Washington state knows cattle traceability is important. The site of the first cow identified with bovine spongiform encephalopathy in 2003, the state has ramped up its cattle traceability efforts over the years. This latest update would require USDA RFID tags for the following instances:
• when female cattle receive brucellosis vaccinations
• when bulls are sampled for trichomoniasis
• on all sexually active cattle and bison over 18 months of age presented for sale at a public livestock market
Current rules already require official identification in these cases, but allow use of metal ID tags. Those metal tags would be swapped for RFID tags with these proposed rule changes.
In commenting on the new rules, Brian Joseph, Washington state veterinarian, notes that updating the rules to add RFID devices helps strengthen the state’s animal disease traceability system. “The livestock industry could be devastated by a disease outbreak if WSDA and the USDA were unable to contain it quickly — something that an effective animal disease traceability program can help us accomplish,” he says.
WSDA is proposing to amend WAC 16-86 Cattle and Bison Disease, and WAC 16-604 Public Livestock Markets, with these changes. The paper work filed involves CR 101 documents, which is the first step in changing the Washington Administrative Code.
USDA expects all states to show continued progress in implementing a robust animal disease traceability program.

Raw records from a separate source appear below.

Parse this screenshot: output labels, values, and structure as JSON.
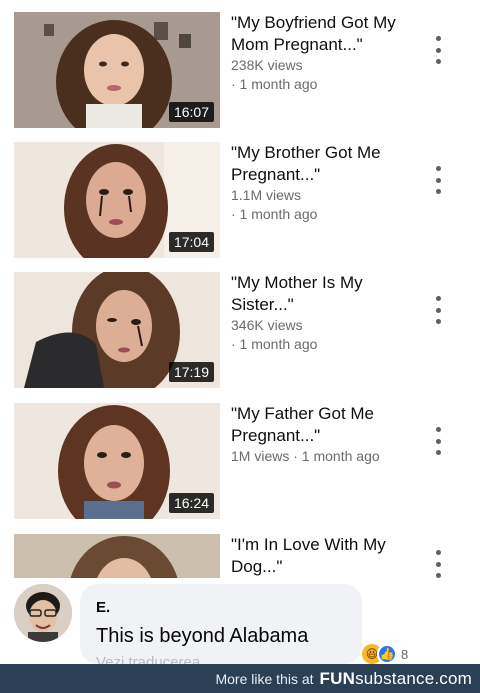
{
  "videos": [
    {
      "title": "\"My Boyfriend Got My Mom Pregnant...\"",
      "views": "238K views",
      "age": "· 1 month ago",
      "duration": "16:07"
    },
    {
      "title": "\"My Brother Got Me Pregnant...\"",
      "views": "1.1M views",
      "age": "· 1 month ago",
      "duration": "17:04"
    },
    {
      "title": "\"My Mother Is My Sister...\"",
      "views": "346K views",
      "age": "· 1 month ago",
      "duration": "17:19"
    },
    {
      "title": "\"My Father Got Me Pregnant...\"",
      "views": "1M views",
      "age": "· 1 month ago",
      "duration": "16:24"
    },
    {
      "title": "\"I'm In Love With My Dog...\"",
      "views": "",
      "age": "",
      "duration": ""
    }
  ],
  "comment": {
    "author": "E.",
    "text": "This is beyond Alabama",
    "translate": "Vezi traducerea",
    "reaction_count": "8"
  },
  "footer": {
    "more_text": "More like this at",
    "brand_bold": "FUN",
    "brand_rest": "substance.com"
  },
  "colors": {
    "footer_bg": "#2b3f55",
    "bubble_bg": "#f0f2f5",
    "duration_bg": "#000000",
    "like": "#2078f4",
    "haha": "#f7b928"
  },
  "icons": [
    "more-vert-icon",
    "haha-reaction-icon",
    "like-reaction-icon",
    "avatar-image"
  ]
}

An effective program provides for rapid tracking of animal movements during a disease outbreak and increases consumer confidence. Adding RFID, according to the agency, shows the state continues to move forward with its development of a statewide ADT system, with the end goal being all cattle identified with RFID before leaving a Washington premise.
An outbreak can sicken or kill livestock, require animals to be quarantined or pose a public health risk, and can be costly to the industry. That single BSE case discovered in 2003 closed foreign markets to Washington beef products until only recently. Prior to the market access closure, the U.S. was China’s largest supplier of imported beef, providing 70% of that country’s total consumption.
Today, beef exports to China must meet specified requirements under the USDA Export Verification Program, which includes traceability to the U.S. birth farm using a unique identifier or — if imported — to the first place of residence or port of entry.
The next step in the rule-making process is the filing of a CR 102, which also includes a public comment period. No date for this has yet been set, but it is not expected to occur prior to the end of the 2018 legislative session. For more information, email [email protected] and request to be notified when the CR 102 is filed, or visit agr.wa.gov/lawsrules for the most current information.